Besides nurses there were:
– Nice ladies in saris who appeared to fulfil some kind of auxiliary role.
– Doctors – lots.
– Men in blue jackets and trousers who seemed to be gophers, called Ward Boys.
– Men in brown, ditto – porters.

Dili and friends, the Ward Boys at Sri Balaji Hospital

The night nurses did twelve hour shifts, just like many of their counterparts in British hospitals. Before you feel too sorry for them, they told me that when doing night shift, they work just 10 nights a month.

Medication and tests of all kinds flowed freely – they make the pill-popping French look amateurs.

No TV, no radio, no nice ladies from the WRVS dispensing sweets, newspapers and library books. No getting up either. You lie in bed until you’re good and better, and meanwhile you do nothing. I was caught attempting to wash in the bathroom on my last day, and was chivvied back to bed and given a bed bath.

At visiting time, those of us without visitors did not go without attention. Dozens of noses were pressed against the glass wall of the ward as curious onlookers gave us all the once-over. I felt a bit like an inmate of Bedlam in the 18th century.

When I was discharged, I had a bill to pay of course: one which, together with my altered journey arrangements, would eventually be settled in full by my travel insurance (there’s a moral there.  Though they made a big fuss that I hadn’t got in touch with them from the hospital.  I told them that on a busy ward, I’d been able to make just one call – and that wasn’t even to my husband).  I was utterly terrified of what horrendous sum might be taken from our bank account for my three day stay.  I can’t remember exactly what it was.  But it was in the region of £30.

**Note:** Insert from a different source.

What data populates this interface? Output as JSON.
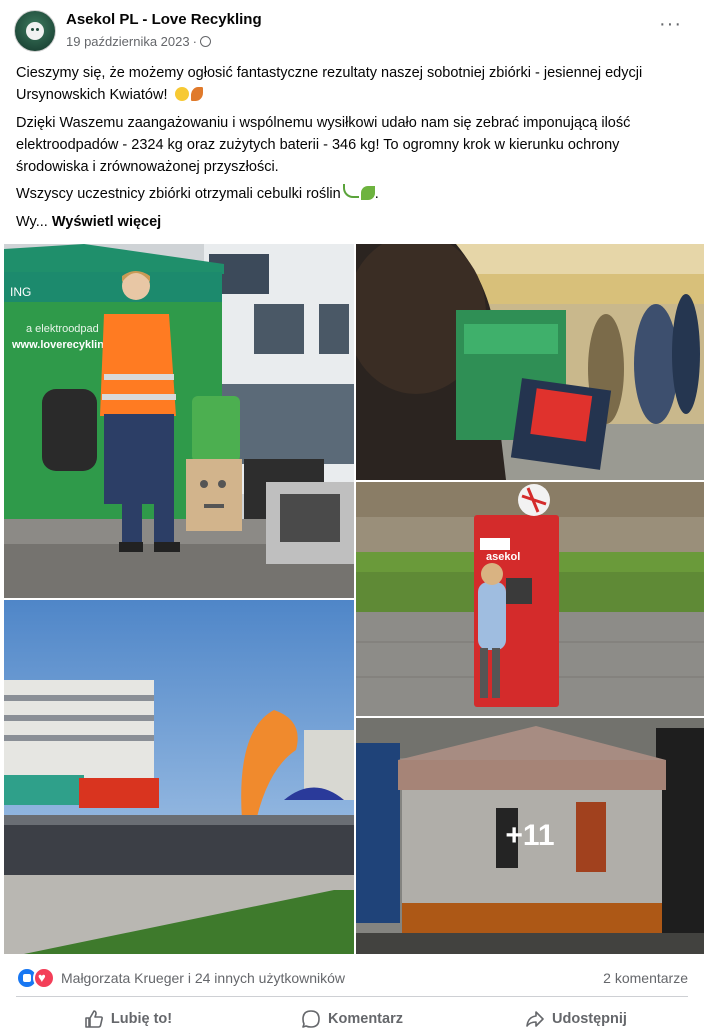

So that was it.  Feeling still pretty ropey, I had secured an internal flight back to Bangalore, and after an interminable wait through the middle of the night in a draughty luggage hall, an onward flight to London, and later, back home.  Where, apparently, I barely spoke for three days.  But I made up for it later.